“It’ll be a whole new shooting match,” said Sen. John Thune (R-S.D.).
“One of the concerns that I have is that [with] the rancor of this campaign, everybody will feel like it’s still open season on whoever the elected president is,” said Sen. Heidi Heitkamp (D-N.D.). “I hope we can get beyond that.”
The Senate’s unique power over confirmations means the chamber will be called upon early and often to ratify President Hillary Clinton or Donald Trump’s cabinet selections. The election outcome could have a big bearing on that: What once looked like a potential wave year for Democrats has tightened to the point an evenly-divided Senate has become a real possibility. That would leave virtually no margin for error when it comes to approving the president’s team next year.
“We’re looking at a Senate somewhere between 52 and 48. Probably the outside numbers are 48 for one side and 52 for the other,” said Sen. Roy Blunt (R-Mo.), who himself is up for reelection. “It could be a tied Senate.”
That outcome would also present a new test for the relationship between Capitol Hill and the White House.

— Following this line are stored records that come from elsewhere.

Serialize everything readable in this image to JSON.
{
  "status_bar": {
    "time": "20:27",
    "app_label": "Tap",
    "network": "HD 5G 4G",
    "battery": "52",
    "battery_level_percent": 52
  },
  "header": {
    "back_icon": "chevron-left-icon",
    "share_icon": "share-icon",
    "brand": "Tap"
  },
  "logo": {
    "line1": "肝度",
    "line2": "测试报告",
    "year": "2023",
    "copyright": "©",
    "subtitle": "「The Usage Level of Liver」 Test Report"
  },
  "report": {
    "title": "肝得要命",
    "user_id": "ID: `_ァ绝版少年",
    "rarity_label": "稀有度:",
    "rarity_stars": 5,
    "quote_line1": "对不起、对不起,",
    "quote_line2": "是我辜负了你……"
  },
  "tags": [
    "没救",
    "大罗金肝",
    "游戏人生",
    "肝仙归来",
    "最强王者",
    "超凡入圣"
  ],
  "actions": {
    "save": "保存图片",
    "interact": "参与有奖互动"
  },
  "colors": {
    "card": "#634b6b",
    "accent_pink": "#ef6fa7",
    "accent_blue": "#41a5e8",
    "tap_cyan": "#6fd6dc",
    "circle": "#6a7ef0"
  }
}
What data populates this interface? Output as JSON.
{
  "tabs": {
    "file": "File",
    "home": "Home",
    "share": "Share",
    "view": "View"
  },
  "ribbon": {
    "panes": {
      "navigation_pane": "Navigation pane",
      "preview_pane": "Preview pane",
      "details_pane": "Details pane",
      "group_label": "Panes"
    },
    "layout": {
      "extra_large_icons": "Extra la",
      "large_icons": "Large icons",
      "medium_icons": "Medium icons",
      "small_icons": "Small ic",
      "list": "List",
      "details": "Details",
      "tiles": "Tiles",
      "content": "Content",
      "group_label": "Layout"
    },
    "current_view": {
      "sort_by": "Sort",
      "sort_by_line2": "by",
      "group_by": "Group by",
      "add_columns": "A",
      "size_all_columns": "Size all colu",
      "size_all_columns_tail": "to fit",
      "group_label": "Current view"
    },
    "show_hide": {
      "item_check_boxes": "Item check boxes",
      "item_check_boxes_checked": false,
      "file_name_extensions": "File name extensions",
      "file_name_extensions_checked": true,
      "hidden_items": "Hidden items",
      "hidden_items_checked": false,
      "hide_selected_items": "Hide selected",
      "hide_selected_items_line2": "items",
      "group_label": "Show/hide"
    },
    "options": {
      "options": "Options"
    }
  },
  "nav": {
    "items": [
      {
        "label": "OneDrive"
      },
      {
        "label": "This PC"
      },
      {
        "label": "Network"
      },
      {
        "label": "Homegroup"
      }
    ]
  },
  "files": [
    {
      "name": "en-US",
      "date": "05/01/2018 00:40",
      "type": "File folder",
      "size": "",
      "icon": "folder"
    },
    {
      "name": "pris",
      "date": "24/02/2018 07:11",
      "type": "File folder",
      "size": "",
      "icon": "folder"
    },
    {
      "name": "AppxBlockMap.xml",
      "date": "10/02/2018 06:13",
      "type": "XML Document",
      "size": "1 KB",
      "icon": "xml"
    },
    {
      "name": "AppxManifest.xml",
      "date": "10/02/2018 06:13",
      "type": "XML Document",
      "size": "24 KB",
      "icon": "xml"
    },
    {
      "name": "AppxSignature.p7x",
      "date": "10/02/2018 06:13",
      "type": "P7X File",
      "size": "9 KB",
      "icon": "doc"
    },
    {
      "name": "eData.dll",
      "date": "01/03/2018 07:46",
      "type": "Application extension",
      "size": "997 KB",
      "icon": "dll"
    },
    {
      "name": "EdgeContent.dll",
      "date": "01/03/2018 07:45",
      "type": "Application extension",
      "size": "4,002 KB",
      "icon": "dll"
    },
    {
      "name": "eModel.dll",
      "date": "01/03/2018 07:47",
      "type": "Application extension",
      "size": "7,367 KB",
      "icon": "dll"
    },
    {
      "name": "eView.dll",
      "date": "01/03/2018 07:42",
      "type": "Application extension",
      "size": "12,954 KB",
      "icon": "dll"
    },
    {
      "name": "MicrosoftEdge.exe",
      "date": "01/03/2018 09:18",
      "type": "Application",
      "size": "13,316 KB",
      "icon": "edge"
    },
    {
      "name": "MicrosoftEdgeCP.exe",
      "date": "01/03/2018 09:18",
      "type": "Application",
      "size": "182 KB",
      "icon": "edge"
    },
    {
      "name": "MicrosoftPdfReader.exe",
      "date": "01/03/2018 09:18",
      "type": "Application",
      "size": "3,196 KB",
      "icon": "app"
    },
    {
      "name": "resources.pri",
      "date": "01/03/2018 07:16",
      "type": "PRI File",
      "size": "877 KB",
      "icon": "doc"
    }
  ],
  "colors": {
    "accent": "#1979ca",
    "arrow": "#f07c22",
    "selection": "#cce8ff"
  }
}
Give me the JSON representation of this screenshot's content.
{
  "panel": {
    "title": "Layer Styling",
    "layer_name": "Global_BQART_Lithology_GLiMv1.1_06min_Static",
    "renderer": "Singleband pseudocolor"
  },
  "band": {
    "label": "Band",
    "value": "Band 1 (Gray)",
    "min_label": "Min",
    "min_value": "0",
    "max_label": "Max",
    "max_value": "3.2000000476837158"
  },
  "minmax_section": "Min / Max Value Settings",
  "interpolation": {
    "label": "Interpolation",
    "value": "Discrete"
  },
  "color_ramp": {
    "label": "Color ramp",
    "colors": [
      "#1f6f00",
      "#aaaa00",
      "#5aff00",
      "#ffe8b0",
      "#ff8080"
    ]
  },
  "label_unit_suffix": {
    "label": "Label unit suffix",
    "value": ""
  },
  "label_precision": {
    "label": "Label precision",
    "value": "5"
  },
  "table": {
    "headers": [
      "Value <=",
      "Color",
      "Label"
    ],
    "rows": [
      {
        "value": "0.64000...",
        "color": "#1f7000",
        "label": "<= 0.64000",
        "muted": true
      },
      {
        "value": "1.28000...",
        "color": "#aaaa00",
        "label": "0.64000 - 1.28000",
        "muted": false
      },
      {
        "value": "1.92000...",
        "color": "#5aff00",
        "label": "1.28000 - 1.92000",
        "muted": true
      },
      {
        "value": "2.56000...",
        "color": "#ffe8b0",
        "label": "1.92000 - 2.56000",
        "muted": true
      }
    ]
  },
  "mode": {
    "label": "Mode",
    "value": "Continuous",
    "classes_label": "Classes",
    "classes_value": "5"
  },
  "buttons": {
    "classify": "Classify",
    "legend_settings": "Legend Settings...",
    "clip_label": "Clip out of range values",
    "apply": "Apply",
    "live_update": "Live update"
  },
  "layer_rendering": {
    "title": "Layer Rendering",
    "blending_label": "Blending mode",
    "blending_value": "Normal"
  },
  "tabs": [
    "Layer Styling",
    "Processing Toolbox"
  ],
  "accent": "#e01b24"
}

The confirmation process has grown ever more partisan over the past 15 years, despite …